By Jesse Drake
UIT's HR web development team in University Support Services (USS) and the U's Division of Human Resources continue to roll out PeopleSoft-driven enhancements to the UBenefits web application, automating the U employee benefits enrollment/change process while phasing out paper forms.
"We are working closely with our IT partners and making great progress on moving all of our benefits online," said U Chief Human Resources Officer Jeff Herring. "When complete, it will provide greater efficiency and a much better experience to all our employees."
While the entire web application won't be in production until October 2017, certain elements are in use now:
- Retirement Savings
- Tuition Reduction
- Change Your Benefits
Other forms are coming soon.

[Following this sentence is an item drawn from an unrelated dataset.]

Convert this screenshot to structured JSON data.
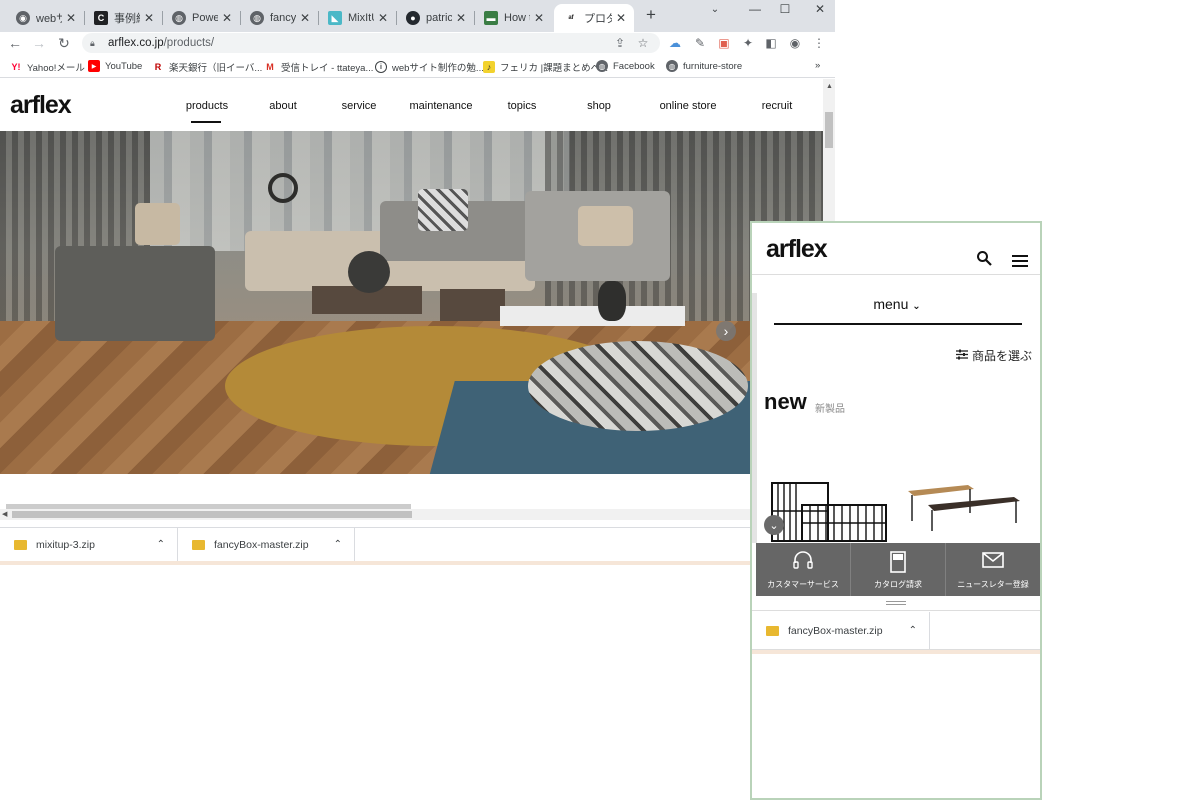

Online Open Enrollment for next year starts in early May, and Change Your Benefits web forms coming soon include Remove a Spouse/Partner; Change FSA Dependent Care; Change HSA Pledge; Cancel Disability, AD&D or Life Insurance; Beneficiary or Dependents' Info Change; and AD&D, Child Life or Beneficiary Change.
"In addition to efficiency, more broadly it's helping our employees understand their total compensation better, rather than just seeing what they're paid and their flat salary," said HR Business Systems Analyst Tadd Helquist. "It's helping them become more familiar and appreciate their benefits package more."
On the management side, Gary Carter, Associate Director of Product Management/HR, noted that automating HR processes eliminates the need to re-enter information from paper forms, thus mitigating duplication of effort and saving time. Doug Kenner, HR/Auxiliary Team Manager added that it improves data accuracy.
"There are validation edits in place to make sure they are actually eligible and their information is correct," Kenner said. "With a paper process, they're typically faxed over and fact-checked, but usually later down the line."
User Experience Developer Geoff Anderson conducted usability tests on several pages under revision. UBenefits is meant to be used and understood by all U employees, so while processes should be familiar to test users, Anderson said the new iterations are different enough to justify a usability review.
"Those processes have already been tested and we're confident people understand them, but when we have to modify those screens to do something they might not have been originally designed to do, we want to make sure they're usable in that new context as well," he said.
For simplicity, pages are typically broken down to one or two tasks per page. User testing, typically made up of five to eight volunteers, helps to validate the intuitive design of an application, shed light on unforeseen trouble spots, or on occasion, trigger a complete overhaul.
"That's why it's so important to test early and often – to catch problems before we've invested too much development time on them," Anderson said.